Nemo, a reclusive, art-obsessed thief, finds himself imprisoned within a collector’s highrise apartment during a heist gone wrong in Inside.
Chamber pieces are celebrated cinematic staples, often allowing film creatives to transform a one-room setting into a lively canvas bursting with dramatic tensions. At first glance, some may consider the medium a straightforward extension of traditional theatrical productions. However, in the right hands, the subgenre can take full advantage of filmmaking’s boundless powers in innovative manners.
With Inside, director Vasilis Katsoupis and screenwriter Ben Hopkins delve into one man’s descent into madness. The results spotlight an enthralling character study bolstered by one of the industry’s finest performers.
The premise is deceptively simple. While in the boiling pressure cooker of a tense robbery, a sudden alarm turns the luxurious apartment space into a confining prison cell for Nemo. Being surrounded by the arts should be Nemo’s bread and butter. He admits in the opening frames that, even as a kid, the lasting allures of artworks possed more meaning to him than any human connection. But, as time passes by, Nemo soon realizes that his entrapment poses far more danger than a simple night’s stay.
Katsoupis operates masterfully behind the camera to entrench viewers in Nemo’s shoes. His intimate framing creates an intoxicating claustrophobia, capturing every bead of sweat and pained facial expression in excruciating detail as Nemo falls further into self-destruction. There is also a palpable sense of disorientation in Katsoupis’s work; the blending of day and time serves as a deft portrait of the character’s growing weariness amidst dire circumstances.

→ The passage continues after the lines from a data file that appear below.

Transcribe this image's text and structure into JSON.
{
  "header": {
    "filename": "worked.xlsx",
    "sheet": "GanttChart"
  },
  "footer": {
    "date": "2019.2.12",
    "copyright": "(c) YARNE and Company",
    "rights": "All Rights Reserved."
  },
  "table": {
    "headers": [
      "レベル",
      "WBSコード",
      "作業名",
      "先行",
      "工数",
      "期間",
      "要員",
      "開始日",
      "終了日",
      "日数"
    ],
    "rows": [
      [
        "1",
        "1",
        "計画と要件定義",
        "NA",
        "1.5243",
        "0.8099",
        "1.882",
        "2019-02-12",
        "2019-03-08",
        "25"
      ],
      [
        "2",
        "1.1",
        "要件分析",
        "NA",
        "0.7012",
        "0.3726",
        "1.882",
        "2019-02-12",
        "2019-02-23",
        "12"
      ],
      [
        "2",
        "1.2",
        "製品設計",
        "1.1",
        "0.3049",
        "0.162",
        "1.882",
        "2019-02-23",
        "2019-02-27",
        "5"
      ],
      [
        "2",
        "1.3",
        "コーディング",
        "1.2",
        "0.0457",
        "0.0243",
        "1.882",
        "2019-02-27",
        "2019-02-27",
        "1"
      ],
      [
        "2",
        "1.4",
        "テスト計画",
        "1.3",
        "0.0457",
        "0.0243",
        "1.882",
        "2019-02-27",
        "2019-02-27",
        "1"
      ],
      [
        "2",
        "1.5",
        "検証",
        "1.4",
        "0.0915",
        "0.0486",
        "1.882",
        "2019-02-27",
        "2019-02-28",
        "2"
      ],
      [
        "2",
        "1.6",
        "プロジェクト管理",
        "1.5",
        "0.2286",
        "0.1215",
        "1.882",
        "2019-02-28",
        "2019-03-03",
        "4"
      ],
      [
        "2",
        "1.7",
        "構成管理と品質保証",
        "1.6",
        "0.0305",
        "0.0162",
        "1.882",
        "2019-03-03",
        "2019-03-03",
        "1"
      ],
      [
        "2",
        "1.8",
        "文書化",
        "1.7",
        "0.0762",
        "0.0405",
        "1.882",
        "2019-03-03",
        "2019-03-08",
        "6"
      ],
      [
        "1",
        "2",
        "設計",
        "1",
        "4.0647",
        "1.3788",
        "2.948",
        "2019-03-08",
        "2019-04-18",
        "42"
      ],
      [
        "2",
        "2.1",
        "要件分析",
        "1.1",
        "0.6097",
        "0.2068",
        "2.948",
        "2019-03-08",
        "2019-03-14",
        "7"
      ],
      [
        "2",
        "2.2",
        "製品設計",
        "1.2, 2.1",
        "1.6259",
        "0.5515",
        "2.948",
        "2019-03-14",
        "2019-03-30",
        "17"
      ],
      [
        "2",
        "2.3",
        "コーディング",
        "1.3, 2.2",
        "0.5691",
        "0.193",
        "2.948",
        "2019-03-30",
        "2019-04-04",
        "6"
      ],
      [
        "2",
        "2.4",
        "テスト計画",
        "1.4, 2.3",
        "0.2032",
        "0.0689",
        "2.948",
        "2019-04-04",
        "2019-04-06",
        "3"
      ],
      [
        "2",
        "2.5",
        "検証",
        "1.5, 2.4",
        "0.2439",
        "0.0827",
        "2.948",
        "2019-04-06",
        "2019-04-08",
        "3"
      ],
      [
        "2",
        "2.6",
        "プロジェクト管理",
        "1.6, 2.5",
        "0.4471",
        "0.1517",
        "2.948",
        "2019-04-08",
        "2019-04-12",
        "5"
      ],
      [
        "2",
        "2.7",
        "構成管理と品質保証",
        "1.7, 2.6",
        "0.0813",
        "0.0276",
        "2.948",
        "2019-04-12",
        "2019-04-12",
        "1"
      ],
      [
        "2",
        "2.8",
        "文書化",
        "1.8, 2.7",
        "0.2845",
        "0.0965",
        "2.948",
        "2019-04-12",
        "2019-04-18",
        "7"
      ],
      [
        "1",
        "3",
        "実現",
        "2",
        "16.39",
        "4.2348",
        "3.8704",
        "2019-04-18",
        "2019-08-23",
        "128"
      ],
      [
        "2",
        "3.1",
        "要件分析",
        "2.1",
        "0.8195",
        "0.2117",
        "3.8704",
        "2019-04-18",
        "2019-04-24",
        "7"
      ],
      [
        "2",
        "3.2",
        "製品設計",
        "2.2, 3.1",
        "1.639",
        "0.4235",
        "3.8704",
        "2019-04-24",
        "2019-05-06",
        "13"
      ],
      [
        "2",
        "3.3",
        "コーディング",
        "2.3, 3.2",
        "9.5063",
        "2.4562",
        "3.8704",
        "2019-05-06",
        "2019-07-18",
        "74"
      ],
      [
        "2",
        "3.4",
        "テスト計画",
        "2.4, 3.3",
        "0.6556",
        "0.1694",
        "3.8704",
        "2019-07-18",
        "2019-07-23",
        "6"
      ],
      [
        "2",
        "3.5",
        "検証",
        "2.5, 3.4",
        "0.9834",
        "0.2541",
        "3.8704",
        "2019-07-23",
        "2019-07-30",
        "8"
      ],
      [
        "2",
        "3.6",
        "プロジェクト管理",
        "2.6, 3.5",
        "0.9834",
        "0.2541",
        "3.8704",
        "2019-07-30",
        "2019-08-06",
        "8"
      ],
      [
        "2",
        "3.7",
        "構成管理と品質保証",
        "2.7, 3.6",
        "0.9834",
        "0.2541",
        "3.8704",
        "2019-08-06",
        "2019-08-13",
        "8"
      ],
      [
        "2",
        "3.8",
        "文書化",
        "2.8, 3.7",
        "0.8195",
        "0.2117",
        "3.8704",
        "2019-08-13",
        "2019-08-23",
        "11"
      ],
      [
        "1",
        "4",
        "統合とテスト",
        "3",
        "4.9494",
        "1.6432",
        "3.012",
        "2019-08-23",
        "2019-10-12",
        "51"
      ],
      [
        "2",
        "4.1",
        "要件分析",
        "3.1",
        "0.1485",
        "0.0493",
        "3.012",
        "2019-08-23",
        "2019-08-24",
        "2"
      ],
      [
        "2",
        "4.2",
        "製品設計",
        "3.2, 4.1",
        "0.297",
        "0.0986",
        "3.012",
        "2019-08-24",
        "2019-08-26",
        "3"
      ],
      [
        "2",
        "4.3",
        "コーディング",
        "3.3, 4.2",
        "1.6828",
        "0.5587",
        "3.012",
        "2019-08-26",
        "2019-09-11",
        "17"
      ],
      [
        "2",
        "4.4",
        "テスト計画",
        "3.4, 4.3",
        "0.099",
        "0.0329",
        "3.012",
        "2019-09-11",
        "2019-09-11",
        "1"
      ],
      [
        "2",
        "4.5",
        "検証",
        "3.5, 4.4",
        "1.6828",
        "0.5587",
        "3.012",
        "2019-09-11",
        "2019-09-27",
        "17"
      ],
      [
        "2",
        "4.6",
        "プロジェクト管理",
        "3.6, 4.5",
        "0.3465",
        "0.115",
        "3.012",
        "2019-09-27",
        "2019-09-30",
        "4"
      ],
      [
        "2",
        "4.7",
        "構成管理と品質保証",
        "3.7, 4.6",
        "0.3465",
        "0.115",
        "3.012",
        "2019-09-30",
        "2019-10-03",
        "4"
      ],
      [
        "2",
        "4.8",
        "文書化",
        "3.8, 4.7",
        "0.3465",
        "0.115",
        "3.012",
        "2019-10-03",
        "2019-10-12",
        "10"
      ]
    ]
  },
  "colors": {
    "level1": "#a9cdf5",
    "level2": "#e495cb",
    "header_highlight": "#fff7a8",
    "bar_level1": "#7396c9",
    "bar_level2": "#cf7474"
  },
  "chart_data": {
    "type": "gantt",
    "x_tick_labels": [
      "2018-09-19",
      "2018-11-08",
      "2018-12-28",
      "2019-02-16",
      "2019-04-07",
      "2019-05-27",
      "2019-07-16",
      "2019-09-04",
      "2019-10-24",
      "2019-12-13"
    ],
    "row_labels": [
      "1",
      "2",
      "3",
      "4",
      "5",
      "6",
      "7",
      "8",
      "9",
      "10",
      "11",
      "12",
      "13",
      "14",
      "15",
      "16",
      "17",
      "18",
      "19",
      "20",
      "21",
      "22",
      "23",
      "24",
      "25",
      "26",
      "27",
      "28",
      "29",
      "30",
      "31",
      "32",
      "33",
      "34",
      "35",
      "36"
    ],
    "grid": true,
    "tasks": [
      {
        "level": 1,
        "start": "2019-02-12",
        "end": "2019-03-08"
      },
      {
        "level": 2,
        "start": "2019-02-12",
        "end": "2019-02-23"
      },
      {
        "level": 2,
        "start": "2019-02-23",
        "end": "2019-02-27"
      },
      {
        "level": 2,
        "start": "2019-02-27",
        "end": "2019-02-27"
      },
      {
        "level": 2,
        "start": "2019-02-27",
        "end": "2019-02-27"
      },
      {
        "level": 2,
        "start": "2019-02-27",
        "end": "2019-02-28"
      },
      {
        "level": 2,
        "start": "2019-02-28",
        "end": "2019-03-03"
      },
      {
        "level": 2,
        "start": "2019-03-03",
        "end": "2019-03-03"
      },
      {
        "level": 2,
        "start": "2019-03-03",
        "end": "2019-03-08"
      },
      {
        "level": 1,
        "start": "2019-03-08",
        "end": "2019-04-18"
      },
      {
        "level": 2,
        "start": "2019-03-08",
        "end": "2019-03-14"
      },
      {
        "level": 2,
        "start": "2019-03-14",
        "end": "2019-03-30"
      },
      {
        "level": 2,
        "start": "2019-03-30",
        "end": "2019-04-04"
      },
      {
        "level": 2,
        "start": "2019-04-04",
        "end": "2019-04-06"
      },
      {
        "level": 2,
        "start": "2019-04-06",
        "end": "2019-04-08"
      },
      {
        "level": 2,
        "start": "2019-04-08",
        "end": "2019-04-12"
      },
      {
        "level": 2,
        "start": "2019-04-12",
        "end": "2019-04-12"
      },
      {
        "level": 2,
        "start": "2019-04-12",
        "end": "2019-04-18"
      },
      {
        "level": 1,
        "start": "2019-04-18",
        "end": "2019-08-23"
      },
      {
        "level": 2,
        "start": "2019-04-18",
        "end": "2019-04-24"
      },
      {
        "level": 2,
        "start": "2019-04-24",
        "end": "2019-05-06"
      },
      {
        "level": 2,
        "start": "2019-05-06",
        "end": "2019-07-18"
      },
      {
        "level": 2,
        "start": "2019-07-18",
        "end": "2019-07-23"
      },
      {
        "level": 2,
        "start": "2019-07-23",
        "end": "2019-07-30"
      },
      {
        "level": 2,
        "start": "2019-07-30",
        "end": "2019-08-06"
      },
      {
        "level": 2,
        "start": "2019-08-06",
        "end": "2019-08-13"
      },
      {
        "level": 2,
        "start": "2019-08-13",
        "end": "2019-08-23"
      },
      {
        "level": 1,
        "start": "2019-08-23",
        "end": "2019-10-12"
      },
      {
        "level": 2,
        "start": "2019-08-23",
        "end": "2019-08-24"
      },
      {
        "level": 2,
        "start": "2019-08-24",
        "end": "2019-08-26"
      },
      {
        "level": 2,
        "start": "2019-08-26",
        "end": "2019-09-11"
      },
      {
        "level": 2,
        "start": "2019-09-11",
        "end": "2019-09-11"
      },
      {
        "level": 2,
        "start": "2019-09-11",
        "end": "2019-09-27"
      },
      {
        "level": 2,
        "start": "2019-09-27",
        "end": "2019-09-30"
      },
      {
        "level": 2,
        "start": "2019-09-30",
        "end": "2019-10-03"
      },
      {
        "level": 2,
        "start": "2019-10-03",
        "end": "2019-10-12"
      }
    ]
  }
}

The director’s deft creative choices form a lively backdrop within the one-room setting. Katsoupis’s visuals embrace the human degradation that drives Inside forward, skillfully expressing that concept through the destruction of a sleek apartment space into an incoherent trash heap composed of Nemo’s rambling ideas. For a movie that could have easily relied upon its writing and acting to carry the heavy lifting, it’s impressive seeing how Katsoupis elevates the material.
Still, Inside’s successes are primarily attributed to star Willem Dafoe. I could frankly watch Dafoe eat a sandwich for an hour and a half and remain magnetized by his presence onscreen. Across his four-decade career, Dafoe remains one of the industry’s best character actors, boasting a particular penchant for encapsulating the consuming mania of a character sinking into psychosis (Platoon, Spider-Man, and The Lighthouse are a few great examples). That innate ability is a perfect fit for conveying Nemo’s pained journey.
With sparse dialogue and no other actors to play off of, Dafoe seizes a transfixing hold on the material. The actor consistently grounds Nemo in aching sentiments, depicting Nemo’s decay in a way that never oversells the dynamic with broad theatrics. It’s a genuinely transformative effort that few in the industry could portray with such poised command. Dafoe’s razor-sharp abilities slice away the character’s sense of self until he gradually resembles an animalistic entity.
In terms of narrative, Hopkins creates a screenplay with its fair share of strengths and blemishes. The art motif lingering throughout Inside is an ingenious concept worth exploring. Entrapping Nemo face-to-face with his only true passion relays the overbearing emptiness that lies at his callous core while also allowing Hopkins to mirror some of the artworks’ surrealist qualities throughout the character’s journey. That said, Hopkins’s screenplay can stumble into being too didactic for its own good. I am unsure if the film’s intriguing yet straightforward ruminations fully sustain its 105-minute runtime. Perhaps either a tighter vision or more articulate thematic infusions could have allowed the concept to take on even more gravity.
Regardless, I applaud Inside for its thoughtful elevation of familiar narrative tenants. Katsoupis, Hopkins, and Dafoe form a cohesive team in creating a taut and unshakeably dreary thrill ride.
Inside is now playing in theaters.